The inhabitants of Edom descended from Esau, the twin brother of Jacob (Genesis 36:1). This word in Hebrew means “red,” a reference to Esau’s reddish look at birth (Genesis 25:25). The Edomites were the offspring of both Isaac and Abraham, thus related to the Israelites (Genesis 36:1).
The land of the Edomites, known also as “mount Seir” (Genesis 36:8), was south of the Dead Sea, extending for a distance of about 100 mi. (160 km.). It is located south of Moab, stretching from the brook Zered southward toward the Gulf of Aqabah. It encompassed the country on both sides of the Arabah. This group of people lived in the city of Petra.
The country to the east of the Arabah is distinguished by colorful limestone. Though it is semidesert and lightly populated today, there is abundant archeological proof that this land in Biblical times supported a great population. It was significant for its rich copper and iron deposits (Deuteronomy 8:9), which its kings utilized. It governed the trade pathway from the desert to western Palestine and the Mediterranean and the great King’s Highway.
Relationship to Israel
The Edomites were related to the Israelites. For this reason, Israel was commanded to show them special consideration (Deuteronomy 23:7). They were related to the Israelites more than were either the Moabites or the Ammonites. Although relations between the two nations seem initially to have been fairly friendly (Deuteronomy 2:4–6, 29), it later turned into enmity and the two nations lived in continual conflict. The Edomites took particular delight in the fact that Jerusalem was ruined by the Babylonians (Psalm 137:7).
The Edomites flourished long before the Israelites. In the Pre-Mosaic era, Moses in Genesis 36:31-39 lists 8 Edomite rulers. Their monarchy was not hereditary, since in no case did a son come after his father.
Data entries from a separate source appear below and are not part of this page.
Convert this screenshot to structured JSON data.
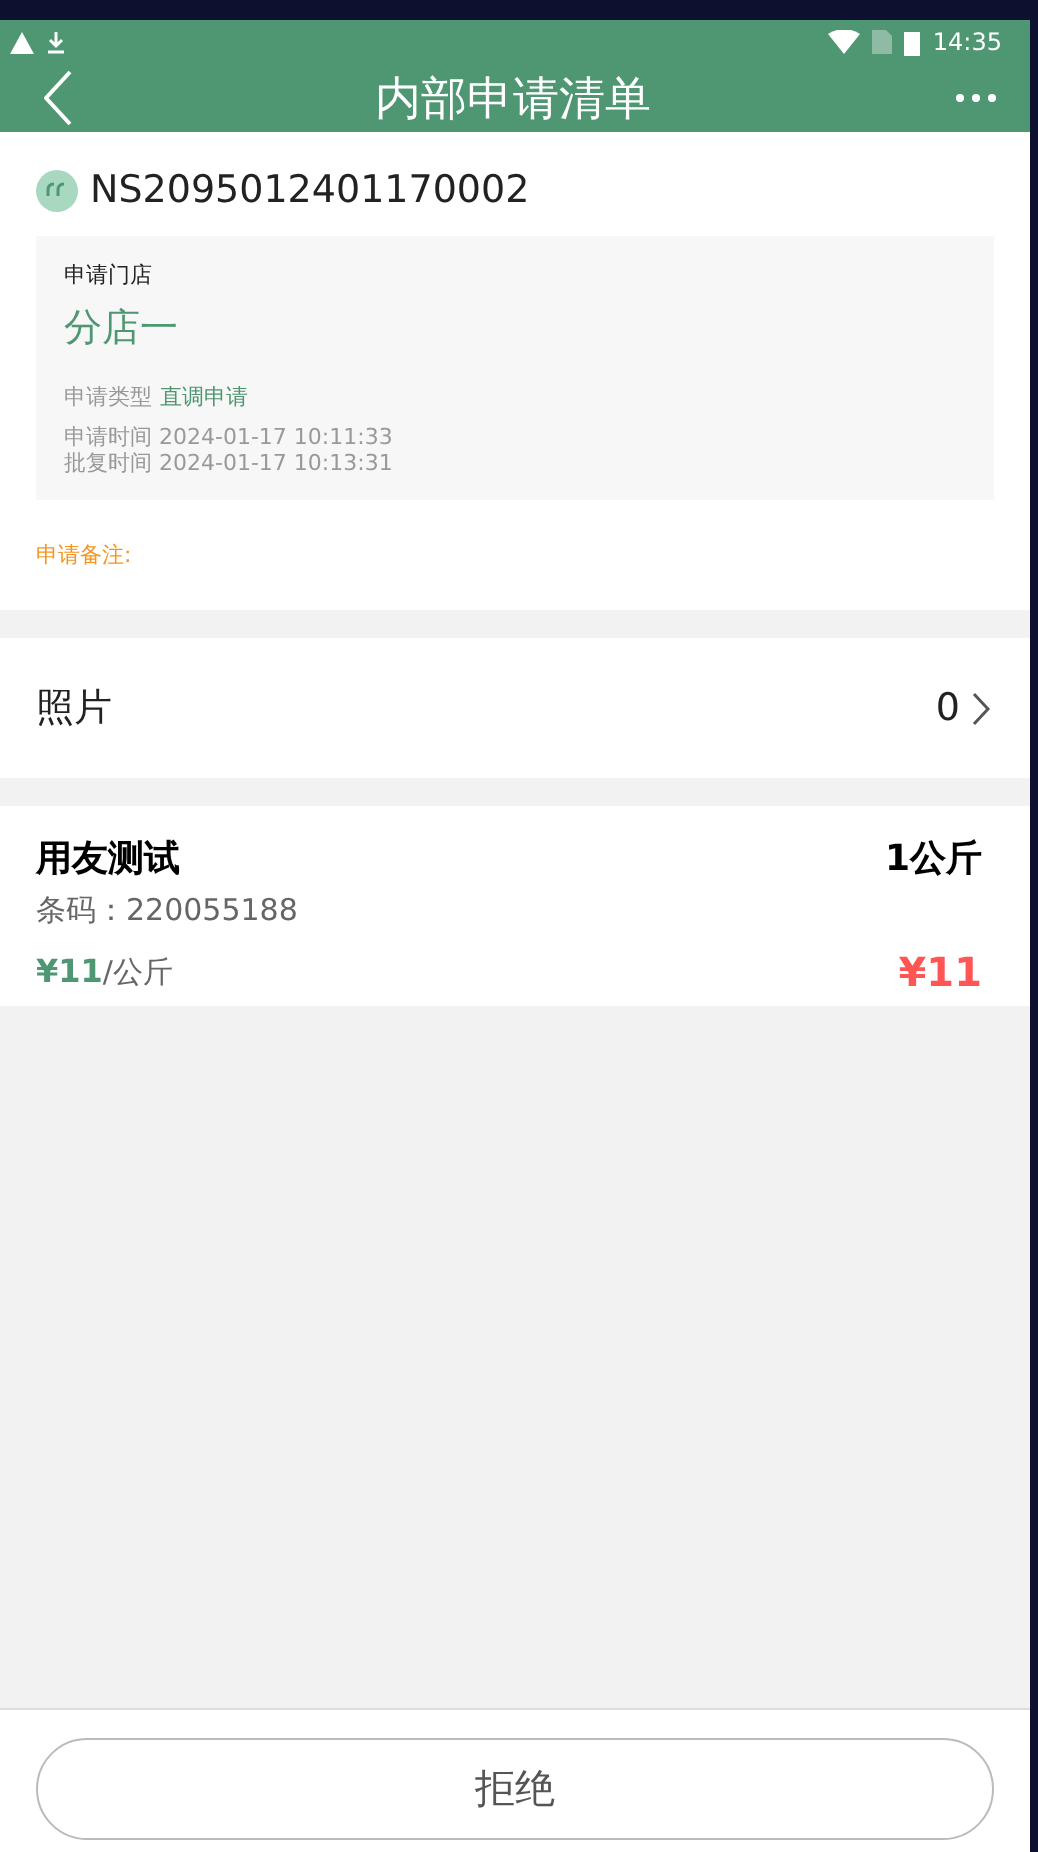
{
  "status_bar": {
    "time": "14:35"
  },
  "header": {
    "title": "内部申请清单"
  },
  "order": {
    "number": "NS2095012401170002",
    "store_label": "申请门店",
    "store": "分店一",
    "type_label": "申请类型",
    "type": "直调申请",
    "times": [
      {
        "label": "申请时间",
        "value": "2024-01-17 10:11:33"
      },
      {
        "label": "批复时间",
        "value": "2024-01-17 10:13:31"
      }
    ],
    "remark_label": "申请备注:"
  },
  "photos": {
    "label": "照片",
    "count": "0"
  },
  "items": [
    {
      "name": "用友测试",
      "quantity": "1公斤",
      "barcode": "条码：220055188",
      "price": "¥11",
      "unit": "/公斤",
      "total": "¥11"
    }
  ],
  "footer": {
    "button": "拒绝"
  }
}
It was, rather, elective, with the kings chosen, possibly, by the “dukes,” which was similar to rulers of the Roman Empire.
In the Mosaic era, the Edomites did not permit the Israelites to pass through their land in their way to the Promised Land (Numbers 20:14-21). In fact, their king gathered his troops and made a show of force, showing every intention of resisting by force of arms any attempt at passage through his country. However, they did sell the Israelites the needed provisions (Deuteronomy 2:28, 29).
In the kings’ era, David had conquered the Edomites (2 Samuel 8:14; 1 Chronicles 18:12, 13). But Upon the death of David, Hadad the Edomite returned from Egypt to be a thorn in the flesh to Solomon and fight with him (1 Kings 11:14-25). Because of Solomon’s sins, he could not have full victory over them. The Edomites also fought King Jehoshaphat (2 Chronicles 20:22), and they “revolted against Judah’s authority, and made a king over themselves” (2 Chronicles 21:8).
The prophet Obadiah mentioned Edom as a people to be condemned for their pride in having great joy over the destruction of Jerusalem (Obadiah 1:1, 8). The prophet predicted that the Edomites would be “small among the nations . . . utterly despised” (Obadiah 1:2) And that “‘The house of Jacob shall be a fire, and the house of Joseph a flame; but the house of Esau shall be stubble; they shall kindle them and devour them, and no survivor shall remain of the house of Esau” (verse 18).
Jeremiah’s prophecy against the Edomites closely parallels that of Obadiah. Several passages are so strikingly similar (Jeremiah 49:7; cf. Obadiah 8; Jeremiah 49:9, 10a; cf. Obadiah 5, 6; Jeremiah 49:14–16; cf. Obadiah 1–4) that it is believed that the two prophets were collaborating in their work.
The prophecy of Obadiah was partially fulfilled when, the Nabateans overcame them and kicked them out of Petra in the 5th century B.C. Consequently, the Edomites moved south of Israel and lived in Idumea. Then, they were again overcome by John Hyrcanus before 100 B.C. (Josephus Antiquities xiii. 9. 1). And they fully disappeared from history, thus, completly fulfilling Obadiah prophecy.
In His service,